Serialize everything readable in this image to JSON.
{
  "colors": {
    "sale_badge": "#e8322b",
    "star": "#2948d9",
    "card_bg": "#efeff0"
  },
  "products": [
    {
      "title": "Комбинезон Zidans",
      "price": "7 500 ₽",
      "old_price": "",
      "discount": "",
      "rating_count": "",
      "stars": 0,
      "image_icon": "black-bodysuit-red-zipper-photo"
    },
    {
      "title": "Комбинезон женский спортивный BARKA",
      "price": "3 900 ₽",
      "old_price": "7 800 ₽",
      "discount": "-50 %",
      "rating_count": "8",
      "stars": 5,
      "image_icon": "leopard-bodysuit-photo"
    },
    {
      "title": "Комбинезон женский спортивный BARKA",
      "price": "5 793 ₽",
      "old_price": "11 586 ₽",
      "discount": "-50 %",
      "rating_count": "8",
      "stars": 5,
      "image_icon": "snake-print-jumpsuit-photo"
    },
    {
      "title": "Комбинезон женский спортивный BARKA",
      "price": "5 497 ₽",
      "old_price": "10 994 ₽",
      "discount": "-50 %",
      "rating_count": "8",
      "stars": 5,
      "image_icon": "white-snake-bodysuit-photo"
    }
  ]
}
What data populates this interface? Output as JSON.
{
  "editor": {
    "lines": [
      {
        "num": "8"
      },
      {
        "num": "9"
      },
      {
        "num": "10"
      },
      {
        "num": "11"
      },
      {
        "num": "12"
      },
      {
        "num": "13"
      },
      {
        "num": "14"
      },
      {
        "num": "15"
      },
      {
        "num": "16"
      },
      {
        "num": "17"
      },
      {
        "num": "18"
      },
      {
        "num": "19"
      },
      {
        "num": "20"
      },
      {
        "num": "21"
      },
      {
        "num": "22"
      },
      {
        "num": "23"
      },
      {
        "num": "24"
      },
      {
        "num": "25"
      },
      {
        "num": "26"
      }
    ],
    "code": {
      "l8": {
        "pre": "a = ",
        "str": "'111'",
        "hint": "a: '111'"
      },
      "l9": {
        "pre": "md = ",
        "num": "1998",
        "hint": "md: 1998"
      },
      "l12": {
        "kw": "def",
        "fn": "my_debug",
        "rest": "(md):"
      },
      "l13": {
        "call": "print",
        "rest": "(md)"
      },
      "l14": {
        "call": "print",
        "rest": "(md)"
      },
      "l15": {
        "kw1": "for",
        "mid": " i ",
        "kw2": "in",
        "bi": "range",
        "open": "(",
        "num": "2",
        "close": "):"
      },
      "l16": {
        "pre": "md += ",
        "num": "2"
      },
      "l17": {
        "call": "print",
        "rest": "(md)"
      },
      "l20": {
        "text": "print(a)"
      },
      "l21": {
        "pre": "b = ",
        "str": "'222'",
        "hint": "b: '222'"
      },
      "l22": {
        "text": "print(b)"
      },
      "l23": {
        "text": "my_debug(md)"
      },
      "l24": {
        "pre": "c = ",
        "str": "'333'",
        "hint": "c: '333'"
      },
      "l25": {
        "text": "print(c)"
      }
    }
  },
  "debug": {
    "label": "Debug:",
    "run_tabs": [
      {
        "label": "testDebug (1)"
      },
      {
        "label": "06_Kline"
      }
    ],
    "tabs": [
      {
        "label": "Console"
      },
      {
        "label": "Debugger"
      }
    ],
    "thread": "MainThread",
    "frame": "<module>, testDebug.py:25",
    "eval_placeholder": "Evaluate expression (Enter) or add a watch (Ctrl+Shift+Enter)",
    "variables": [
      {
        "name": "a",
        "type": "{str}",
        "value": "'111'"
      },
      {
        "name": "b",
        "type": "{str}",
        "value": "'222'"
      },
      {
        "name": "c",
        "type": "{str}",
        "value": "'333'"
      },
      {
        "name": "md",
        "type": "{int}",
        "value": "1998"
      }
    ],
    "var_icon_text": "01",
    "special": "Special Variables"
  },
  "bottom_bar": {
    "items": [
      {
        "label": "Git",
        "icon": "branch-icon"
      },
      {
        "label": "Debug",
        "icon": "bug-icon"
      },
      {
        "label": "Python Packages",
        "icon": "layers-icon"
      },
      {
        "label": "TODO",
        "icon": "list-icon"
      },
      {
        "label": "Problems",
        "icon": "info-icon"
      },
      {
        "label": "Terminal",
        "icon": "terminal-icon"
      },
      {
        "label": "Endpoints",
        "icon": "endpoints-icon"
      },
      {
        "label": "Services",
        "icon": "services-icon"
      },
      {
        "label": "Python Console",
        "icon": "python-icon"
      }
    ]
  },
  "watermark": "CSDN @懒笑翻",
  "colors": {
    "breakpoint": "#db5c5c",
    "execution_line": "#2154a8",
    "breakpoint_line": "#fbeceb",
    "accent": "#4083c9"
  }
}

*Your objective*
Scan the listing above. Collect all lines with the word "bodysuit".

*Problem solution*
      "image_icon": "black-bodysuit-red-zipper-photo"
      "image_icon": "leopard-bodysuit-photo"
      "image_icon": "white-snake-bodysuit-photo"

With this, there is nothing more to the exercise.